So, another DHSC survey. Déjà vu anyone? We have been here before, as you may remember. Deloitte was gathering information last summer, but clearly the Government feel this wasn’t enough to indicate the fragility of the sector and the potential impact the sleep-in crisis will have.  In the interest of transparency, we have asked that, in this round of surveys, the data be shared publicly. We have also asked why the Government feels it is necessary to do this again, the proportion of the social care market they are aiming to cover and how will providers be chosen to take part.

Well, although we haven’t had a clear response by any means, it seems that a number of providers have been selected this week. The methodology as to how they’ve been selected is still not fully clear. Many members have been in touch with me to say they have been contacted and asked to complete an initial sampling survey, which will be followed up by the survey proper. The timescale to complete the sample survey has literally been a couple of days, despite our advice to DHSC about the importance of realistic timescales, leaving providers wondering what the timescales will be like for the full one.

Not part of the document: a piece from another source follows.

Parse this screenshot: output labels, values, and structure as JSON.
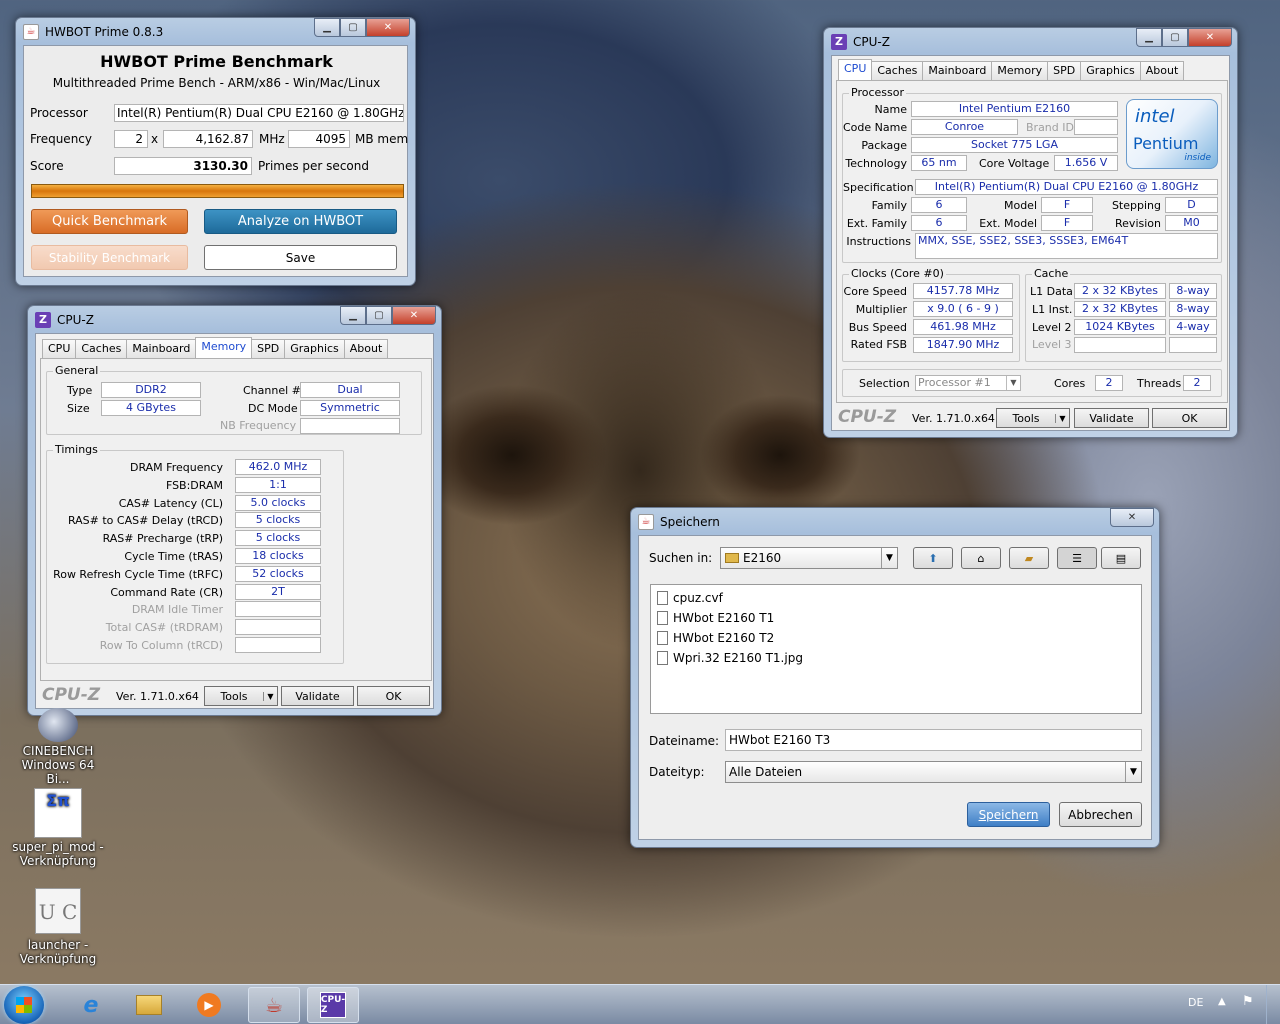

A number of providers have said that they aren’t responding. There are many reasons why many providers have decided not to do so actually. Some targeted are ‘start –up’ providers and as they are so ‘young’ have no sleep-in liability, the six year problem doesn’t exist for them. Others have said some of their services have been selected but interestingly the ones that have minimal sleep-ins or none at all, distorting their liability by hundreds of thousand of pounds. Other members have said that the sample chosen is so small that the true liability will simply not be reflected in the survey response. Some have said they wish to focus their time and efforts of working on the requirements of the SCCS rather than this voluntary request for data. So, again I ask with a slightly suspicious mind, HOW are these services selected and how will the data collected truly reflect the extent of the problem accurately.

Whether it is coincidental, or dare I say, by design, these services have been selected, and it seems to me the scale of the issue is unlikely to be unearthed, based on what I have heard so far. Interesting, huh?

We firmly believe that robust and accurate data from providers is critical to ‘fighting’ the sectors’ corner when it comes to securing some financial support from the Treasury – it is absolutely necessary, but whether this will achieve that I am sorry to say I am not convinced. In fact the Government remain unmoved in giving any pledge of support in respect of this massive issue.

If you are an ARC member and have been contacted to take part in the survey, I am really keen to hear from you. Any information will be treated in the strictest confidence of course; it will be useful for us though to gauge the level of participation. Please drop me a note – lisa.lenton@arcuk.org.uk

Kind regards


Lisa Lenton
ARC England Director